Don’t Sideline Workers With Disabilities

By LEO J. DEVEAU
Wed. Jun 9 – 4:53 AM

Halifax CBC Radio listeners’ interest concerning the whereabouts of familiar host, Elizabeth Logan, was piqued recently when her co-host, Don Connolly,
interviewed her about her diagnosis of lupus. She shared how the illness has impacted her energy levels and her ability to work the hours she had regularly maintained on Information Morning.

She can be assured that CBC listeners are all rooting for her in the hope that she will find the support she needs in addressing her health and workplace
needs.

In sharing her experience, Elizabeth has brought to the fore a larger, emerging reality. Questions arose for me about the nature of disability in the Nova
Scotia workforce, as well as related support services and employer needs to address the working requirements of employees with disabilities.

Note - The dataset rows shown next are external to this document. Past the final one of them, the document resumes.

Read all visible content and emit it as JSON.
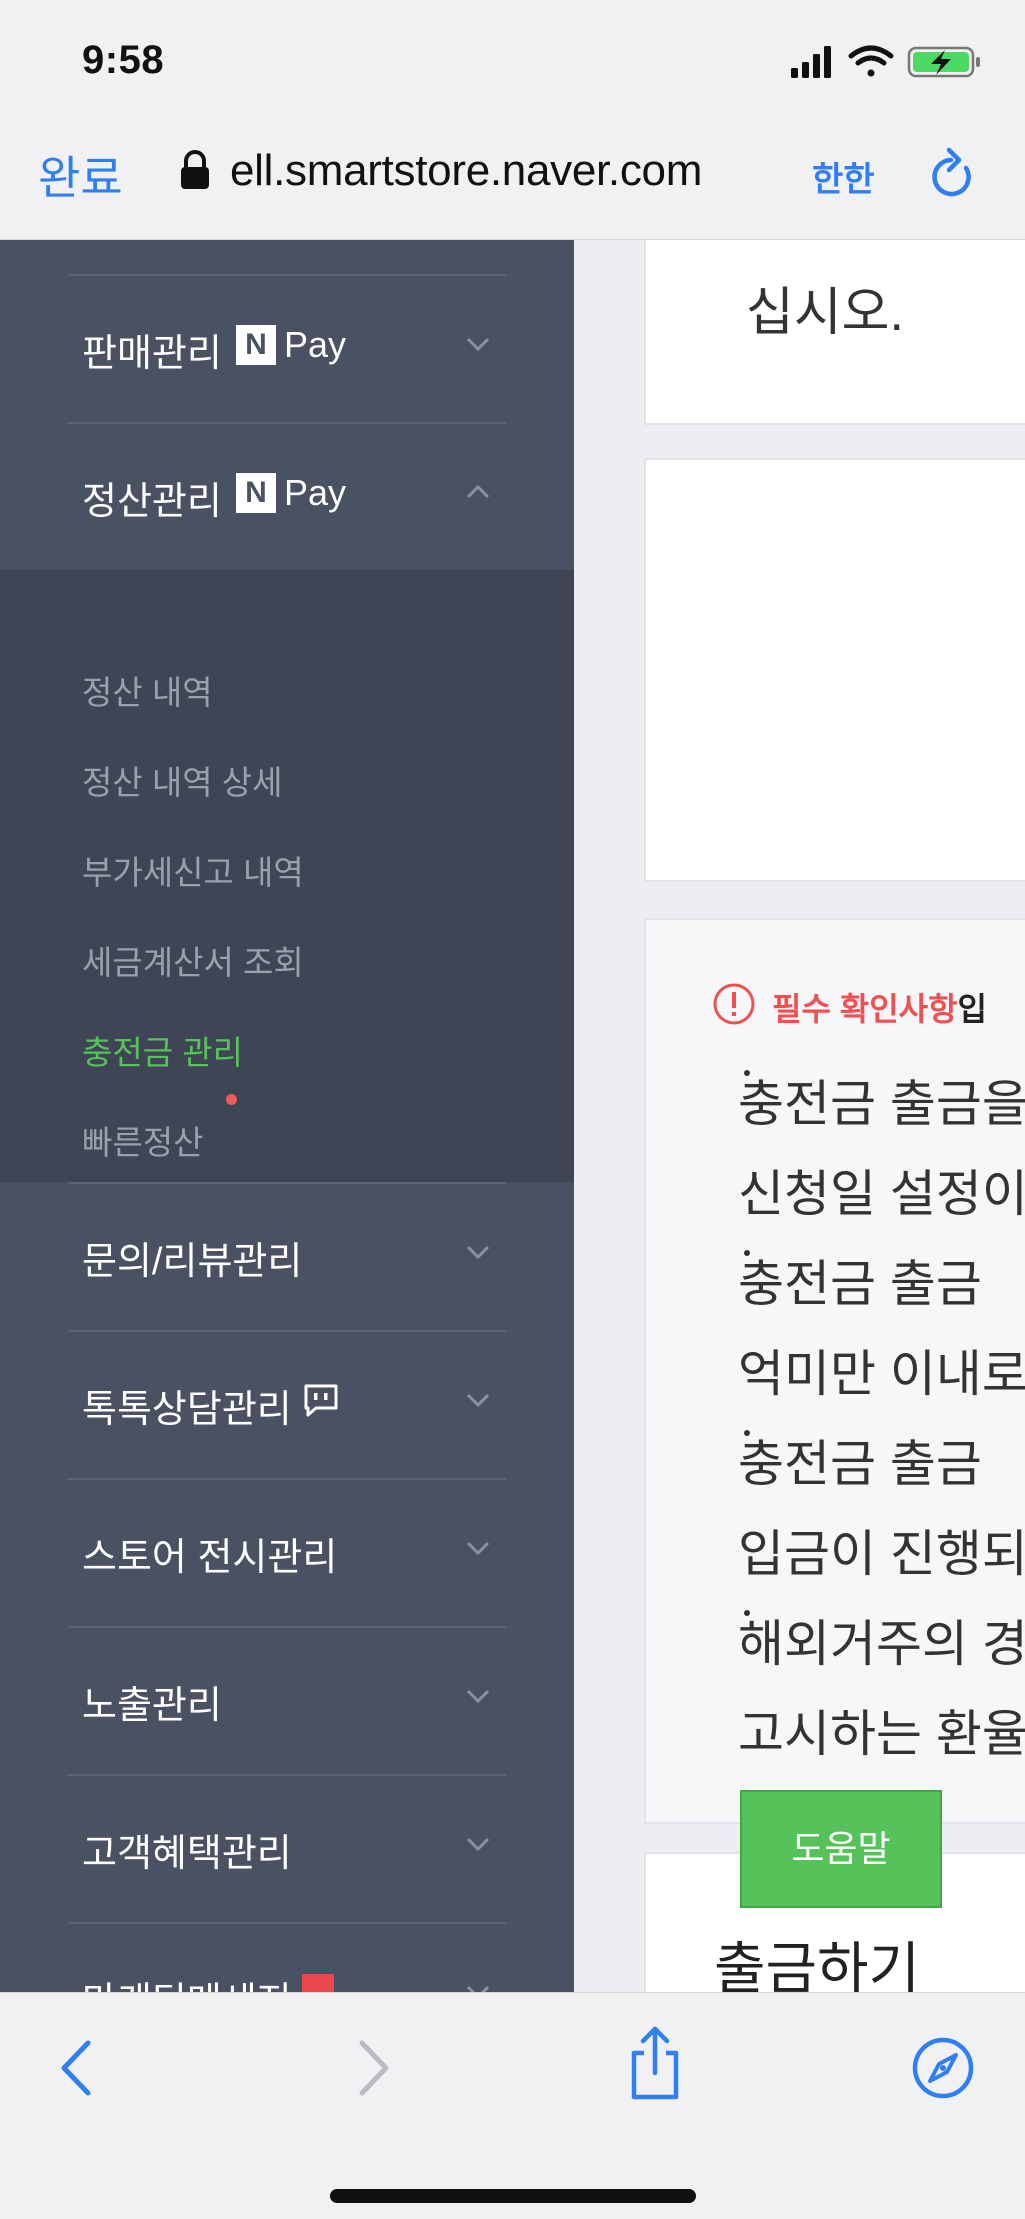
{
  "status_bar": {
    "time": "9:58"
  },
  "browser": {
    "done_label": "완료",
    "url": "ell.smartstore.naver.com",
    "reader_label": "한한"
  },
  "sidebar": {
    "items": [
      {
        "label": "판매관리",
        "pay_label": "Pay",
        "badge_letter": "N",
        "expanded": false
      },
      {
        "label": "정산관리",
        "pay_label": "Pay",
        "badge_letter": "N",
        "expanded": true
      },
      {
        "label": "문의/리뷰관리"
      },
      {
        "label": "톡톡상담관리"
      },
      {
        "label": "스토어 전시관리"
      },
      {
        "label": "노출관리"
      },
      {
        "label": "고객혜택관리"
      },
      {
        "label": "마케팅메세지"
      }
    ],
    "submenu": [
      {
        "label": "정산 내역"
      },
      {
        "label": "정산 내역 상세"
      },
      {
        "label": "부가세신고 내역"
      },
      {
        "label": "세금계산서 조회"
      },
      {
        "label": "충전금 관리",
        "active": true
      },
      {
        "label": "빠른정산",
        "has_new_dot": true
      }
    ]
  },
  "content": {
    "top_card_text": "십시오.",
    "notice": {
      "head": "필수 확인사항",
      "head_tail": "입",
      "lines": [
        "충전금 출금을",
        "신청일 설정이",
        "충전금 출금",
        "억미만 이내로",
        "충전금 출금",
        "입금이 진행되",
        "해외거주의 경",
        "고시하는 환율"
      ]
    },
    "withdraw_title": "출금하기",
    "help_button": "도움말"
  },
  "colors": {
    "sidebar_bg": "#4a5162",
    "submenu_bg": "#3f4555",
    "accent_green": "#56c35a",
    "link_blue": "#2f7ff3",
    "notice_red": "#f05050"
  }
}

On a personal level, three years ago, at the age of 51, I was told that due to a visual impairment, I could no longer drive after 35 years of doing so.
Driving was a requirement of my work, and needless to say, it was also a big piece of my personal freedom.

One can well imagine the personal adjustments required to address such an edict, both for me and for my then employer. It took some time for me to accept that this is a permanent disability and it was going to affect where I’d live and work. This is to say nothing of the emotional adjustment.

But I’ve also come to realize that thousands of Nova Scotians live this challenging reality every day. I hope Ms. Logan will be able to return to her work
under some kind of an adjusted schedule, but also that her employer will have suitable employee insurance supports and benefits in place to assist her
in this transition.

Such may not be the case for many Nova Scotians who may wake up one morning and find they have a disability that limits their ability to work. In my case, access to efficient and timely public transit came to the fore very quickly! Eventually, I had to also move from a rural community and live in central
Halifax.

With an aging workforce, Nova Scotia’s public understanding of the issue is starting to undergo a seismic shift. Some employers have well-informed employee practices and policies when it comes to supporting persons with disabilities in their workplace, while others are simply unaware.

Further, not all disabilities are visible, nor are they necessarily physical. Types of disability may incorporate individual challenges in functioning,
from hearing, seeing, speech, mobility, agility, and pain to learning, memory, developmental cognitive limitations, and psychological ones.

The degree of severity may limit one’s ability to function on a daily basis (mild, medium and severe). So does whether the disability may have occurred
at birth, was acquired later in life, and/or is episodic. These realities are challenging for individuals, and if they are able to work, they also present
challenges for their employer in creating a supportive and understanding workplace.

If you’re a person with a disability and want to work, what’s the experience like, trying to access employment opportunities in supportive workplaces? The most recent data available in Nova Scotia is the Canadian 2006 Participation and Activity Limitation Survey (PALS). Its findings indicated that there were over 179,000 individuals, 15 years of age and over, reporting some form of disability in Nova Scotia accounting for almost 20 per cent of the population, and the highest rate in Canada.

However, when it comes to the workforce, only 53 per cent of those reporting a disability (ages 15 to 64) were actively participating, compared to the provincial average of 75 per cent.

Further, 27,920 Nova Scotians had reported that their condition limited the amount or kind of work that they could do. In this regard, consider Elizabeth
Logan’s new reality.

But a question arises: How many persons with disabilities in Nova Scotia can work, want to work, but are unemployed due to various barriers, such as possibly lacking appropriate skills, lacking available community-based supports, or facing non-receptive employers?

Estimates for the number of persons with disabilities in Nova Scotia currently able to work, but who have been unable to access various opportunities now range from 7,500 to over 11,000 individuals — this in a province with a serious labour shortage! The lived realities of persons with disabilities who want to work in the Nova Scotia, though related to health and its determinants, goes well beyond an isolated medical treatment model.

With the Department of Labour now estimating that 55,000 jobs will be available in the province over the next five years, largely due to growing retirements, increasing the successful integration of persons with disabilities more fully into the workforce is an important and necessary solution.

Government stakeholders, employers and the disability sector need to work together to facilitate the labour force participation and social inclusion of
working-age adults with a disability. If this cannot be accomplished soon, a great deal of talent in Nova Scotia will go to waste.

Leo J. Deveau is co-ordinator for the Nova Scotia Persons with Disabilities Employability Table.

Reproduced from http://thechronicleherald.ca/Opinion/1186379.html